The Trailing of the Sheep
It was a beautiful Sunday afternoon. Along with the entire town of Ketchum, we were waiting on Main Street for a parade which was thirty minutes late. Just as I was starting to feel the first pangs of boredom: they were there. Thousands of sheep running, sprinting down the street, bleating and panicked and jumping over each other, trying to escape through the crowd, getting reined in by barking dogs, cheered on by screaming kids, and blessed with holy water by a courageous preacher standing his ground in the middle of the street. And then it was over.
The Trailing of the Sheep Festival has been held in Sun Valley every year since 1997 but its roots are far older than that. This has been sheep land since John Hailey first brought his flock here in the 1860s. Land of the Basques, who were emigrated here in droves to work as herders and never went back home.
The parade of sheep through the center of Ketchum was the culmination of the four-day festival; other events included a Sheep Dog Championship, a Folklife Fair, lamb cooking classes, lamb tastings, sheep photography classes, lectures about sheep, traditional dancing… and did I mention anything about admiring sheep or eating lamb? Because there was a lot of it. We participated in everything, but will focus first on the parade which marked the festival’s end.
Long before the Trailing of the Sheep became an official event and captured Ketchum’s heart, it was something of a nuisance. Festival or not, those sheep still came through town at the end of every summer on the way to their winter feeding grounds. But turning it into a celebration made all the difference in public opinion. Where homeowners once grumbled about trampled flowerbeds and streets smeared with sheep poop, now they cock their heads nostalgically to the side and congratulate each other on their shared heritage.

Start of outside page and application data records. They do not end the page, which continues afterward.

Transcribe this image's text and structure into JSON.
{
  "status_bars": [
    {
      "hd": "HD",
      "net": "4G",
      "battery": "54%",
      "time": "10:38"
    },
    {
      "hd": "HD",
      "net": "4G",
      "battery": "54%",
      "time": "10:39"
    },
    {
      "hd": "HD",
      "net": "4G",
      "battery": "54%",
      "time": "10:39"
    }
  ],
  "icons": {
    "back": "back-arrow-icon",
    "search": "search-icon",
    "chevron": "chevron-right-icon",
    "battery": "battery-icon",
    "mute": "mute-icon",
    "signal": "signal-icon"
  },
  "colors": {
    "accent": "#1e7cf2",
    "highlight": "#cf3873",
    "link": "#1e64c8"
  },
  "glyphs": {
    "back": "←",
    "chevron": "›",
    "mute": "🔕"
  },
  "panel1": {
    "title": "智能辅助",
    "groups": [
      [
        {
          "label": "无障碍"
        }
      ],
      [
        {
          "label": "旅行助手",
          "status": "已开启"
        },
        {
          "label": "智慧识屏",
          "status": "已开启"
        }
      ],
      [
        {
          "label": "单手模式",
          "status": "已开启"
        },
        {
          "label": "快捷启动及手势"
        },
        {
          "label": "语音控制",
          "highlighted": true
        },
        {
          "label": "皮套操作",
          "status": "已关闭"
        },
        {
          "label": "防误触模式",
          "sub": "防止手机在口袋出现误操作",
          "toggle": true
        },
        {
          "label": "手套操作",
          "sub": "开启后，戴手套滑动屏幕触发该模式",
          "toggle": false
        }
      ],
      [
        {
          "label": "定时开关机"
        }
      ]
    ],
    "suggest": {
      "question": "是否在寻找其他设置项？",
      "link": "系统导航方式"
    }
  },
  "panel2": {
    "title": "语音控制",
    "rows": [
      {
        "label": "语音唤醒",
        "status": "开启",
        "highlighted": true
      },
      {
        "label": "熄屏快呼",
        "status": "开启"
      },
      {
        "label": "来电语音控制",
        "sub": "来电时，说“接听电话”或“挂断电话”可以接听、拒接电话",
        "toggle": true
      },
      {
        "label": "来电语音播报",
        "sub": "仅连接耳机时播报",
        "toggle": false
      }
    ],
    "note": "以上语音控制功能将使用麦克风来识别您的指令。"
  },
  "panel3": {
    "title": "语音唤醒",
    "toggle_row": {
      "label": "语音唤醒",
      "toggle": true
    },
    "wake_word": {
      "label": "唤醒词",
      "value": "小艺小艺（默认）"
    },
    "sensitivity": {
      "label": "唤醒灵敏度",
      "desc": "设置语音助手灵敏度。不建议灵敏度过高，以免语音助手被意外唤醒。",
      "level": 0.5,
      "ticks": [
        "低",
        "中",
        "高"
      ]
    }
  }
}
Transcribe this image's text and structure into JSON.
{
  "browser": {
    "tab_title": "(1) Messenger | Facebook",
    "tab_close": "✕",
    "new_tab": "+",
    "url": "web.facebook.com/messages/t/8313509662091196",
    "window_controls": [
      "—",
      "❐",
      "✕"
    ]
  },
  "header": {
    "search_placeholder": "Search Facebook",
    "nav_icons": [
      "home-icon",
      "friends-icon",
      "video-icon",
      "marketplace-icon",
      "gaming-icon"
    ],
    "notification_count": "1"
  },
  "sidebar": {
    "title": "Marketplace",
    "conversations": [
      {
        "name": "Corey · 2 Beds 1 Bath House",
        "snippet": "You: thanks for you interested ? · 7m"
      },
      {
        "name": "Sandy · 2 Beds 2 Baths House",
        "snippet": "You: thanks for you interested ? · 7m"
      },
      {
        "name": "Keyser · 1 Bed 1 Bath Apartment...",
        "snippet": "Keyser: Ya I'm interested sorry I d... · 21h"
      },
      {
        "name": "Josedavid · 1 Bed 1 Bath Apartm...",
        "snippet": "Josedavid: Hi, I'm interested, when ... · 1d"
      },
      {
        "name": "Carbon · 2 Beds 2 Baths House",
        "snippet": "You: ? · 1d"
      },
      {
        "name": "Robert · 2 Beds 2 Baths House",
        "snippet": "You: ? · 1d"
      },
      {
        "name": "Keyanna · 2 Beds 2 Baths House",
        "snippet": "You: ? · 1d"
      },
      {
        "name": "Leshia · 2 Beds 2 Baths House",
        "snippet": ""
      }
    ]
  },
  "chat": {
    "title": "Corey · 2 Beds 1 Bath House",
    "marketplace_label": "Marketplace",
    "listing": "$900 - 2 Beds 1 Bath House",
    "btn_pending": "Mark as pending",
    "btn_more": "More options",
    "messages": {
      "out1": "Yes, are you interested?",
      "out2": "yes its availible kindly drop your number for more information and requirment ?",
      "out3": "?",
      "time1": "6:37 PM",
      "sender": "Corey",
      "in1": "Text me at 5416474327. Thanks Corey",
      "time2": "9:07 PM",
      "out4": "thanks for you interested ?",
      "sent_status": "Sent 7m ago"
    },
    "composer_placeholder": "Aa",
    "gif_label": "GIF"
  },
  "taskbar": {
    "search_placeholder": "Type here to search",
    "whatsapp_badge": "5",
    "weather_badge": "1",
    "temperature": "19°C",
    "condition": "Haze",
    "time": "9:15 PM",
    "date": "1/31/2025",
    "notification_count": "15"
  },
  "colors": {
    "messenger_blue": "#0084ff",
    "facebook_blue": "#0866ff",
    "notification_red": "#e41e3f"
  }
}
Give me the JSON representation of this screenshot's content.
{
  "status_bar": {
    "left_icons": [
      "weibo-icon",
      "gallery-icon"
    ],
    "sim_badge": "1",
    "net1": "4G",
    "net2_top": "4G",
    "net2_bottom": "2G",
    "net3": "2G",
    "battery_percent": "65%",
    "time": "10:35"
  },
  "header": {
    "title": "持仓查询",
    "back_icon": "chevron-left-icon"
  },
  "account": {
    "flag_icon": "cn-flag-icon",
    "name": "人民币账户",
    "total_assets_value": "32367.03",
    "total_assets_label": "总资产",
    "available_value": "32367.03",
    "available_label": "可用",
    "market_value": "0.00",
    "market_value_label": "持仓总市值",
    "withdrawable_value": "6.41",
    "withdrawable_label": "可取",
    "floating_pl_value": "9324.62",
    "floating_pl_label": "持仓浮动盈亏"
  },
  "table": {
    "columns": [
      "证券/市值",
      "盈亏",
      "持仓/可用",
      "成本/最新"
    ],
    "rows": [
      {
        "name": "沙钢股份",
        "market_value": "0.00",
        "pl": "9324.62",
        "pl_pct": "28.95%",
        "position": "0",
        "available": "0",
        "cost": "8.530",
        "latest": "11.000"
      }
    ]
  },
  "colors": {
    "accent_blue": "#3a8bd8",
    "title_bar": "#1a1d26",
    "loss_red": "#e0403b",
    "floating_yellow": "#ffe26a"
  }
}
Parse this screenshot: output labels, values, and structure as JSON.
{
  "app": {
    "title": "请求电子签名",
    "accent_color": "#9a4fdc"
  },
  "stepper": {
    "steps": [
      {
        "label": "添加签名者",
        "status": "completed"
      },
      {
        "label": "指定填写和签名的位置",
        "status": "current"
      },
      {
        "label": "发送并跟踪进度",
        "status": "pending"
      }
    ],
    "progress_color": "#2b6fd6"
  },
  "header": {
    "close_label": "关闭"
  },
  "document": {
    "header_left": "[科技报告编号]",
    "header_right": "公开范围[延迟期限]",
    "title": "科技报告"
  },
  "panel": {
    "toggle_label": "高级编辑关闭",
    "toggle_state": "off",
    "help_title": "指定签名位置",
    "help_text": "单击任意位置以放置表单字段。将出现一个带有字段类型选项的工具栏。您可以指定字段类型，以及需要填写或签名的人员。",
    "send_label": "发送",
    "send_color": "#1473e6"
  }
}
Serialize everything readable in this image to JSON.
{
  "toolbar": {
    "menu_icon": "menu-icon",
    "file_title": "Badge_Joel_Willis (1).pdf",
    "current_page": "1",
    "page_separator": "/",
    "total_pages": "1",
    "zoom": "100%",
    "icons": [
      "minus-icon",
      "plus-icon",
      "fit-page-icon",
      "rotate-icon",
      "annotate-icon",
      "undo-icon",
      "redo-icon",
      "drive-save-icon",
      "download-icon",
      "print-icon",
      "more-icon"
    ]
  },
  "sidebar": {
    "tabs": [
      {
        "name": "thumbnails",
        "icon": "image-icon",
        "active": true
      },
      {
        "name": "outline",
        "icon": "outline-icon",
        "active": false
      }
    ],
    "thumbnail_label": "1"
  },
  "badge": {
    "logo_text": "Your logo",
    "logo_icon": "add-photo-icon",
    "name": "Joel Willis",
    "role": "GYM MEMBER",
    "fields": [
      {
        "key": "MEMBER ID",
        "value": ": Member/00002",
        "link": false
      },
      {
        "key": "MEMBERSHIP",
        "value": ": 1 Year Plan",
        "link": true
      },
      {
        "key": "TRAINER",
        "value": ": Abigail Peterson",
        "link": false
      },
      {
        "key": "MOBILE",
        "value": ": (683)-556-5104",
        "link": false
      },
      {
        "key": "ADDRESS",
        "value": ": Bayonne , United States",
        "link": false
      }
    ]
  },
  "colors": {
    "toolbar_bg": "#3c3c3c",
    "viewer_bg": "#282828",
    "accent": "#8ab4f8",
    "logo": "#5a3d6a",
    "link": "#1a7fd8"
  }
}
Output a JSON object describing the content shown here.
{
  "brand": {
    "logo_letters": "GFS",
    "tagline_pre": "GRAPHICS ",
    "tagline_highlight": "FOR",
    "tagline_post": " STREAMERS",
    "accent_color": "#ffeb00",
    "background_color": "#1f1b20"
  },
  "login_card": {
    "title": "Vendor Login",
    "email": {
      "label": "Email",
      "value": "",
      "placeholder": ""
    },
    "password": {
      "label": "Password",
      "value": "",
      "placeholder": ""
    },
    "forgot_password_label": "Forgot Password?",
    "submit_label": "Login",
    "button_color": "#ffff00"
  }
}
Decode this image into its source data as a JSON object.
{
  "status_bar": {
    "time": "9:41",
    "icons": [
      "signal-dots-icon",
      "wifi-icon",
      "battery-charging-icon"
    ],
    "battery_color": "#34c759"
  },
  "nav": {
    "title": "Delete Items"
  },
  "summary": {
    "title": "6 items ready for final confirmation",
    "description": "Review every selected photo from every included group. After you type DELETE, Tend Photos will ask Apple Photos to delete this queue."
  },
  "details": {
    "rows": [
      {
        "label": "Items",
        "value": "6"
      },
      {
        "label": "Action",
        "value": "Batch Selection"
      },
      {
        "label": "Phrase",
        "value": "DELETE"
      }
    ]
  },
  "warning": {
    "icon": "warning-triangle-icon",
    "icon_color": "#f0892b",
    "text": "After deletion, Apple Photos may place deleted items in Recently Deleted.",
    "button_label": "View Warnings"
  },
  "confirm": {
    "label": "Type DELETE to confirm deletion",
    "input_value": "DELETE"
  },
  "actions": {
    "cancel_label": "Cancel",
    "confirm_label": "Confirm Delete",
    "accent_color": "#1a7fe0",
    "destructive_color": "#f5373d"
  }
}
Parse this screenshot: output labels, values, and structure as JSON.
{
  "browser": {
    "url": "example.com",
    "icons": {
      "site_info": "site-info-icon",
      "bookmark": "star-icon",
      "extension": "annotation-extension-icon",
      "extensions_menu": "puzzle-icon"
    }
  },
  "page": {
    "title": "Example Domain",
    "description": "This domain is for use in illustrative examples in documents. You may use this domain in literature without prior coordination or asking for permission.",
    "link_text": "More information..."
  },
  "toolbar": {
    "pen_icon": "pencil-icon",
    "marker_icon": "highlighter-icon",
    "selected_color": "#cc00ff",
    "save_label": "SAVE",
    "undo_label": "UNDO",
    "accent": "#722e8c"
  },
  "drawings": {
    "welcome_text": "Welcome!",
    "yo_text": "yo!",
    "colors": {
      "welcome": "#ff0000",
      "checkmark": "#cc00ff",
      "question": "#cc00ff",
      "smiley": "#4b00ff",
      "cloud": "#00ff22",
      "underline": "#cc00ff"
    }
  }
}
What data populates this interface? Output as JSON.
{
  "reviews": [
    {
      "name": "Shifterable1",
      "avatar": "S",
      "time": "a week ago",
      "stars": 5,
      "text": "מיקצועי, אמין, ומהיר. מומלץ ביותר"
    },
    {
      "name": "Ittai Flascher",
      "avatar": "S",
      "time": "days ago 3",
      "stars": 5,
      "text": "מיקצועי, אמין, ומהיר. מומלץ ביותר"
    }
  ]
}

On their way into town for this year’s parade, the sheep had ended up on the wrong trail, delaying their appearance for about 30 minutes. So the rest of the parade walked very slowly through town — a group of girl scouts, then traditionally-dressed Peruvians, who have replaced the Basques as the region’s imported shepherds du jour. It would have been dull, if not for the parade’s Master of Ceremony, who kept the jokes coming at a rapid-fire pace, some of them hilariously off-color for such a community-oriented event. I mentioned to Jürgen that the MC must have been a stand-up before this gig, and a woman standing behind us confirmed that he was.
Eventually, the sheep found the right path and came storming through Ketchum. It was over almost before it began, but the brief minutes that they were running past us were exhilarating. Sheep are skittish by nature, and running through a relatively narrow corridor of people had them in full-on panic mode. A priest was standing in the center of the Wool Storm, blessing the terrified creatures with holy water.
Our day ended in a field just south of Ketchum, where the weary sheep were finally allowed to rest under the ever-watchful gaze of their Pyrenees guard dogs. They would sleep here before continuing their southward journey on the next day. Different groups began arriving to the field; a Basque Dancing troupe from Boise, Polish Sheep Herders from Chicago, the ranchers and their friends. It was a surreal end to a strange and wonderful festival.